Viewfinder – Design wise, I knew from the start that I wanted to incorporate the prism hump of the AE cameras. It is a prominent feature that without it, the context of the design gets somewhat lost. At the same time, it is obviously not a technical requirement in mirrorless cameras so making it detachable while housing the EVF felt like the the optimal combination of form and function. After all, if this is a camera for photographers, a viewfinder, even if electronic, is a must.
There are some considerations to make. Besides competing with the Nikon V1, a Canon mirrorless camera sporting a full-frame sensor would compete with the Leica M9 (which, besides being a $7000 toy, for the time being is the smallest mirrorless full-frame system camera you can get). The other big competitor would be the Fujifilm X Pro1, especially because the interesting price tag and its well known IQ (using an APS-C sensor).
Zeiss posted a new teaser of the awaited (and most probably to be a) Distagon T 2.8 15mm ZF.2/ZE lens on its blog. The new information we have: the lens hood is integrated and has a 95 mm filter thread. On Zeiss’ Facebook fan page you can read the following:
Here’s the next close-up of the newest member of our SLR family of lenses. The lens shade with 95mm filter thread is integrated into the design. This new super wide-angle lens from Carl Zeiss will be available from May 2012.
I have another teaser to report. On Zeiss’ site a post showed up :
It is here: the lens at the top of the wish list of our community on Facebook and Flickr. Now you can look forward to exploring entirely new creative opportunities. In the next few days, this is where we will be showing you everything our new SLR lens has to offer.
If you register on their Facebook page you can get the latest news (and pics) about the the upcoming super wide lens. Since they write that this lens is «at the top of the wish list of our community» I hope it will be a 15mm f/2.8 lens. Just to make us all happy. :-)
And, yeah, the lens will be available with a Canon mount too.
There is a teaser going around announcing an exclusive screening for April 15, 2012. Since NAB (National Association of Broadcasters) is mainly oriented to filmmakers and the film-industry, rumors are that Canon could present the 4K resolution hybrid camera it is supposedly working on. You probably remember that this project was announced by Canon in November 3, 2011.

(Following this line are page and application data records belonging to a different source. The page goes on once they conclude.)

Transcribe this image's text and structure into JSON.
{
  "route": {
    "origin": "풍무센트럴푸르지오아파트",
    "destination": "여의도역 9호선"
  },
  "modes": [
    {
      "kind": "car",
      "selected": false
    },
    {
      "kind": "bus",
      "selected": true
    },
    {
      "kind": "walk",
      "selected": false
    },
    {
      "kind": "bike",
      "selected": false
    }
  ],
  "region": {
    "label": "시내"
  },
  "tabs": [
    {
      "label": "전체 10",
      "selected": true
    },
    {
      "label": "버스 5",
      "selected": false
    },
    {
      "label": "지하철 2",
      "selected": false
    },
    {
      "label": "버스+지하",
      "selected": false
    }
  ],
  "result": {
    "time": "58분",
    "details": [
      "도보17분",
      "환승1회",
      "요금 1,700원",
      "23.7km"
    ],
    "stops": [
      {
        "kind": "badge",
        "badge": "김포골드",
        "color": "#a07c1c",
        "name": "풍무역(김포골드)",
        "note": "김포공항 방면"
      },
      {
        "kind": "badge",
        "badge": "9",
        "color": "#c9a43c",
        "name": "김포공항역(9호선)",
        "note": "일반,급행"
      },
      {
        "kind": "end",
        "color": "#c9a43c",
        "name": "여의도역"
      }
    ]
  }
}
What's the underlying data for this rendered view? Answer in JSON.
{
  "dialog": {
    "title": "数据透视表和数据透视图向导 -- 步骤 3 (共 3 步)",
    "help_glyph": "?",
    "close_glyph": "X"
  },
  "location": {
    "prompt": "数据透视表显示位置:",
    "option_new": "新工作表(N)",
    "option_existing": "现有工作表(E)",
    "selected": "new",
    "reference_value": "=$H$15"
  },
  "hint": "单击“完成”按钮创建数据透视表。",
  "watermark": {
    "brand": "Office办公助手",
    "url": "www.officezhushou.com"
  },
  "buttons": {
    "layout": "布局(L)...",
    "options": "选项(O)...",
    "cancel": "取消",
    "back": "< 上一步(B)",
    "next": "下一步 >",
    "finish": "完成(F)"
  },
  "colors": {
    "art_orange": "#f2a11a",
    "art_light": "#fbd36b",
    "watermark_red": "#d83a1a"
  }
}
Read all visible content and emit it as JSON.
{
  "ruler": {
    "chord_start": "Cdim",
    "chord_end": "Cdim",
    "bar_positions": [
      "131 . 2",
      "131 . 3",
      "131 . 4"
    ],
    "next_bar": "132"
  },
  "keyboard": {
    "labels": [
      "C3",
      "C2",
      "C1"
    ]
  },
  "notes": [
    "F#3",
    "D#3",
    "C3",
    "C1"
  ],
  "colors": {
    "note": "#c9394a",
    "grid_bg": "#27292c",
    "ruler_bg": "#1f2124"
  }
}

The Cinema EOS 4k DSLR was shown in a glass box when the C300 was announced. It is not taken for granted that Canon will announce the 4K DSLR, but most probably there will be at least some new details and specifications about the upcoming new EOS hybrid cam (which could cost around $10,000). What can we expect? An EOS C100 with the form-factor of the 1D series? Possibly a competitor for RED’s Scarlet? A smaller, and cheaper, C300? Guesses are open.
German site slashcam.de (Google translation) reports a rumor about Canon announce a new, and cheaper, model of the EOS C300 at NAB 2012. Cheaper because it would not have interchangeable optics.
This would make somewhat sense, since yesterday Nikon (thanks Scotch) Sony announced two new models of C300’s direct competitors: the PMW-F3K/RGB and the PMWF3L/RGB (click here information), and both should be cheaper (but I couldn’t find a price so far) than the actually available C300 (around $16,000 body only), which, btw, just started shipping a month ago. The murmured “special edition”-C300 could hence be the chance for Canon to drop prices one step further and to counter Nikon’s announcement.